==== Input records

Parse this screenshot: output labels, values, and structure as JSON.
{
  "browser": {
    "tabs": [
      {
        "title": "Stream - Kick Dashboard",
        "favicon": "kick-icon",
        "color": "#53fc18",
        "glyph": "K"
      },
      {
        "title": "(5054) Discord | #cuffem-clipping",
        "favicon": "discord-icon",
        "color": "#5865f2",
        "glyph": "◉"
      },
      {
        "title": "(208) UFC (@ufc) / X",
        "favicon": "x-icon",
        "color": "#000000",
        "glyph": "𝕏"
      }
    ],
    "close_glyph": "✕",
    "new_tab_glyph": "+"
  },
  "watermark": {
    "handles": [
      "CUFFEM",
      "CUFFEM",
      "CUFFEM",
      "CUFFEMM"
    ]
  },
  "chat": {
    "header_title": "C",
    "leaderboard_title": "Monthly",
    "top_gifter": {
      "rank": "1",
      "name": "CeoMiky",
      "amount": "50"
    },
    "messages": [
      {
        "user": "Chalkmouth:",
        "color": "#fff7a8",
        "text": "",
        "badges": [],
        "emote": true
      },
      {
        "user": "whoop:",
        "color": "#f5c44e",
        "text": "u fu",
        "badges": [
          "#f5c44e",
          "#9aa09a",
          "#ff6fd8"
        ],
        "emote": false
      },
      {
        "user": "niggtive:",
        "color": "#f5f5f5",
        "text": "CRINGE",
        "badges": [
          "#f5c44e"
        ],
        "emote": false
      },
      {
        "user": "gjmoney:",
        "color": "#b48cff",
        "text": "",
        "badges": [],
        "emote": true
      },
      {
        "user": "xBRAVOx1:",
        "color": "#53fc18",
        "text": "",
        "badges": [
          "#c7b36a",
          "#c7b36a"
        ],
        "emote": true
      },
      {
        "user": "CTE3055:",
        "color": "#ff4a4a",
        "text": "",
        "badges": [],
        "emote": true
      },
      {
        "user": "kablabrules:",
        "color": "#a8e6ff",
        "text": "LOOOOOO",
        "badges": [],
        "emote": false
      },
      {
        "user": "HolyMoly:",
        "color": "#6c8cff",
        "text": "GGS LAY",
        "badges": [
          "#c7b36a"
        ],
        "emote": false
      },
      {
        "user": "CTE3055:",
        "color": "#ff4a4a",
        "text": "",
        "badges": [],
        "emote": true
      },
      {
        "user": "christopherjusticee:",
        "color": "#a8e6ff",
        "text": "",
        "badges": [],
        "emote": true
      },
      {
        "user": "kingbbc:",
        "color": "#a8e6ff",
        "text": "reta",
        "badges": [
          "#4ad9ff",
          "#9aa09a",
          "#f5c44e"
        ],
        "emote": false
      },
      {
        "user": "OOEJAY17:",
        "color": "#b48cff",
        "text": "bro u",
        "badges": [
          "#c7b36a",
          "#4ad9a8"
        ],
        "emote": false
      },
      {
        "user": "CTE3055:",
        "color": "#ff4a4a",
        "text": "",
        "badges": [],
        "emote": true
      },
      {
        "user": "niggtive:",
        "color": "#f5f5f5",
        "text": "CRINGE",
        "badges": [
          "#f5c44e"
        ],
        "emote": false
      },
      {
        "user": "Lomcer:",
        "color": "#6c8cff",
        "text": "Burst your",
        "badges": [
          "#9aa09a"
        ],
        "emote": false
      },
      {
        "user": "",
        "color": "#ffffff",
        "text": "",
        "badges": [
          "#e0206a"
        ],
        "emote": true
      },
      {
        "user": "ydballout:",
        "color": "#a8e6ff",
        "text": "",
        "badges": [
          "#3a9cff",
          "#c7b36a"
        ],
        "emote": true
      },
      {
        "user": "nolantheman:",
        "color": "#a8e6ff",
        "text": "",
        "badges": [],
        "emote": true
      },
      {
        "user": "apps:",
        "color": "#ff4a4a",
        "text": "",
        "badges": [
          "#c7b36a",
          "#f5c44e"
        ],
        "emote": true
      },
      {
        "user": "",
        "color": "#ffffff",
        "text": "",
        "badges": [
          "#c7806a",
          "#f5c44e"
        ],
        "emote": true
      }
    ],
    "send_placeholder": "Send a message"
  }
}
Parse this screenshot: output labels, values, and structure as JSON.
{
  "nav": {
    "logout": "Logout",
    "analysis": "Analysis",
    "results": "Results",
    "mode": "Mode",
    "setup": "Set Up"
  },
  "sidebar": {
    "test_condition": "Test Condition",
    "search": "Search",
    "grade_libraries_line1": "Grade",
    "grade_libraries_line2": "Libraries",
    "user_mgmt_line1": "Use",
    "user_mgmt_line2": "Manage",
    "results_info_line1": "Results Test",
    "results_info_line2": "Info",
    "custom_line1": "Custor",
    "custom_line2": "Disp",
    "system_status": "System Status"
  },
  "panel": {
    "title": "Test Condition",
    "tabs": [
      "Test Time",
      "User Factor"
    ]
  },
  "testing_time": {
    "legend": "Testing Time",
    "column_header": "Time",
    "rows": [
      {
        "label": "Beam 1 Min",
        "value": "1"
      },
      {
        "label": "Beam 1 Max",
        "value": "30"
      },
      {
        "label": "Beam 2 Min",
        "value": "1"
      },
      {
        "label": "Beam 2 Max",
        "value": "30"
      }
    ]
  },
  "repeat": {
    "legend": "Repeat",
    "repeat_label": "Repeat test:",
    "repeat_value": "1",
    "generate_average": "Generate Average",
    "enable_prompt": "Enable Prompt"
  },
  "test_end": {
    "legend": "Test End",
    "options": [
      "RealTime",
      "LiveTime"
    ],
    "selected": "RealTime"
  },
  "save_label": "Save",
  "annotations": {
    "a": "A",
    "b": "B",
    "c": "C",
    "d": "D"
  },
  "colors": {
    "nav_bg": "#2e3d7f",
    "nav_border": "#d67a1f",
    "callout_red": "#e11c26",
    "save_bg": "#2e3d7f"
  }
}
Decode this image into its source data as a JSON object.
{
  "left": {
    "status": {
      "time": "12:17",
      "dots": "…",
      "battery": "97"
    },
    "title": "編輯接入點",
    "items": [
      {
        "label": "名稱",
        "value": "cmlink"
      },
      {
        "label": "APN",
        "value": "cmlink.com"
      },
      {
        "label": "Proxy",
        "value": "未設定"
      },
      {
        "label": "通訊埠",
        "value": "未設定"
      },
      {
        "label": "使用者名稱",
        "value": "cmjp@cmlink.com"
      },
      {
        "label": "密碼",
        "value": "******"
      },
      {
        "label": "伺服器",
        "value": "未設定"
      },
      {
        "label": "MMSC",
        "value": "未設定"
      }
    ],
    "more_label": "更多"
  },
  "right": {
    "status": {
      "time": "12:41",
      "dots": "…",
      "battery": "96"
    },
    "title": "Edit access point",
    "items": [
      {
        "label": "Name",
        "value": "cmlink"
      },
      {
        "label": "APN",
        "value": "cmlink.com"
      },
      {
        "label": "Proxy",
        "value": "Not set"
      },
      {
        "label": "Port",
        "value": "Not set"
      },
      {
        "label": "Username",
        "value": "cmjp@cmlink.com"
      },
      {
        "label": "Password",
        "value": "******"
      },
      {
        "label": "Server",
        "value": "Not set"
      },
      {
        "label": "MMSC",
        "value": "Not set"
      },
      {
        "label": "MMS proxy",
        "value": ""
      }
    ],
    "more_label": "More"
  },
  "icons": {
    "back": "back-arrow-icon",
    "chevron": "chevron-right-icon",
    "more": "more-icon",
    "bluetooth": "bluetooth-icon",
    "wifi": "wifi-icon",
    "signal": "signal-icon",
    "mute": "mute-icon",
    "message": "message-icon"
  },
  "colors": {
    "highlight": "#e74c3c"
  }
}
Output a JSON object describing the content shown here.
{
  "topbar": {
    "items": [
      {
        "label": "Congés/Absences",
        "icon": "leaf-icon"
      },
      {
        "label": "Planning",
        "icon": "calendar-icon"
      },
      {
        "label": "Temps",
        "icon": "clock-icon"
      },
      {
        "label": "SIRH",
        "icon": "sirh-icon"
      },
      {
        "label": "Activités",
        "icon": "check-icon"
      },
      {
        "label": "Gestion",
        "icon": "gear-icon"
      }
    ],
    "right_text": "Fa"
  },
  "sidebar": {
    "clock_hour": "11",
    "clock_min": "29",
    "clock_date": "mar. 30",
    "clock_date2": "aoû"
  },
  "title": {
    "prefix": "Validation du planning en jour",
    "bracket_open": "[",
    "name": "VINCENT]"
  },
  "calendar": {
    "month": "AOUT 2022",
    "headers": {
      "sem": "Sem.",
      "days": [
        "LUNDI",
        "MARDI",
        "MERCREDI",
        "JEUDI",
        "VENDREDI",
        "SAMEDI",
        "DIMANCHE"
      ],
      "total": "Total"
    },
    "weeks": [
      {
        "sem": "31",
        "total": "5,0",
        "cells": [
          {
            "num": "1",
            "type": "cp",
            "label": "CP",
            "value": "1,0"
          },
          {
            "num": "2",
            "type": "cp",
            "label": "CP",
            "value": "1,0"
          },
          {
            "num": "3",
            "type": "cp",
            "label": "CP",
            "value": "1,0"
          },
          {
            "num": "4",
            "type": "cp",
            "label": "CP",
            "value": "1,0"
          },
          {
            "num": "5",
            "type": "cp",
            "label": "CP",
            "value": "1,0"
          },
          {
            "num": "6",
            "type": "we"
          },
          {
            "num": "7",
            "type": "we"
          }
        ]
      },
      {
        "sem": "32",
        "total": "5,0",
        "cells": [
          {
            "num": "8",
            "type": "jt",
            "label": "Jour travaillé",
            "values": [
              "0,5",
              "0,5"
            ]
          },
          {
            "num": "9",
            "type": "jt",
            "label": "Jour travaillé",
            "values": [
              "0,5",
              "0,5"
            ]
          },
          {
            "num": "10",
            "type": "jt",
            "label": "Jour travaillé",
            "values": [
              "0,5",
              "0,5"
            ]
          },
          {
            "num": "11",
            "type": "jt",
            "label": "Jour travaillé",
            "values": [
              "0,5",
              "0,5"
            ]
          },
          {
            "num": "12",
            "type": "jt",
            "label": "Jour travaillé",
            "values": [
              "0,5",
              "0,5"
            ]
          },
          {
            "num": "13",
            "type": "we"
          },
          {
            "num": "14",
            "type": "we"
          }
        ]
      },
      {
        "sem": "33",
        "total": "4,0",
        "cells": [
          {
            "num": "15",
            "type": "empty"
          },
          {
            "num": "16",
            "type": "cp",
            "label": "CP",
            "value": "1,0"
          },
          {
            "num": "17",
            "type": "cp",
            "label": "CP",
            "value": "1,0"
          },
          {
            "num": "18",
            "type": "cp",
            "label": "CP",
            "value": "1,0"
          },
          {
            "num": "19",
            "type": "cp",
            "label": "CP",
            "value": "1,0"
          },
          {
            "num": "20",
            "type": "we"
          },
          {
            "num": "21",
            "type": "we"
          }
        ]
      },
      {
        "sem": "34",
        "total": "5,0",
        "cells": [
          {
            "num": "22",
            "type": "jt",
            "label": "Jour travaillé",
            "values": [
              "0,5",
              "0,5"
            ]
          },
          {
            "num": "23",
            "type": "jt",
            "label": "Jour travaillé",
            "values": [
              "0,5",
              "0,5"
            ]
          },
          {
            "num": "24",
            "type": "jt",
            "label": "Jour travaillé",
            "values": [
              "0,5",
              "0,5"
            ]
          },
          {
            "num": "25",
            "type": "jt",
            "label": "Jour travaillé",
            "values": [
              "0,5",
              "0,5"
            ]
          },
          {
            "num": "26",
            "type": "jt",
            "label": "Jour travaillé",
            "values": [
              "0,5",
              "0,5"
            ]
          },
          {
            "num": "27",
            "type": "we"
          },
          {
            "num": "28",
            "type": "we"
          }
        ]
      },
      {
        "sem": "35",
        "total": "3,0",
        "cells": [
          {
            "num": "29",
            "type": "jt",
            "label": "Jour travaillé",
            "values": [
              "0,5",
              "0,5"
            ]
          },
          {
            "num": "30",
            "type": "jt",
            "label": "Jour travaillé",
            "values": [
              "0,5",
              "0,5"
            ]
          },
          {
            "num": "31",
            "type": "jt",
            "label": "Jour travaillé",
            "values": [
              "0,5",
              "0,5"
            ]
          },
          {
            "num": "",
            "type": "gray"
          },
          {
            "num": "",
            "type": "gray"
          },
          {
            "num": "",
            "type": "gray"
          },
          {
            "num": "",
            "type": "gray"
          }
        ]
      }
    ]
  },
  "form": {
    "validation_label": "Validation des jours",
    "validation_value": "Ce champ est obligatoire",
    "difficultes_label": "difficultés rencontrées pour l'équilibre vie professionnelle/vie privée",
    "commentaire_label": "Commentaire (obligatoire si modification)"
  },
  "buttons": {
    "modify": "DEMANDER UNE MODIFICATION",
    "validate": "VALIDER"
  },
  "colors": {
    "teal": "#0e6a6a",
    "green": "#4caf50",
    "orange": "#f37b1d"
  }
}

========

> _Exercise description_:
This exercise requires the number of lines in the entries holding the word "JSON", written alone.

> _Response area_:
4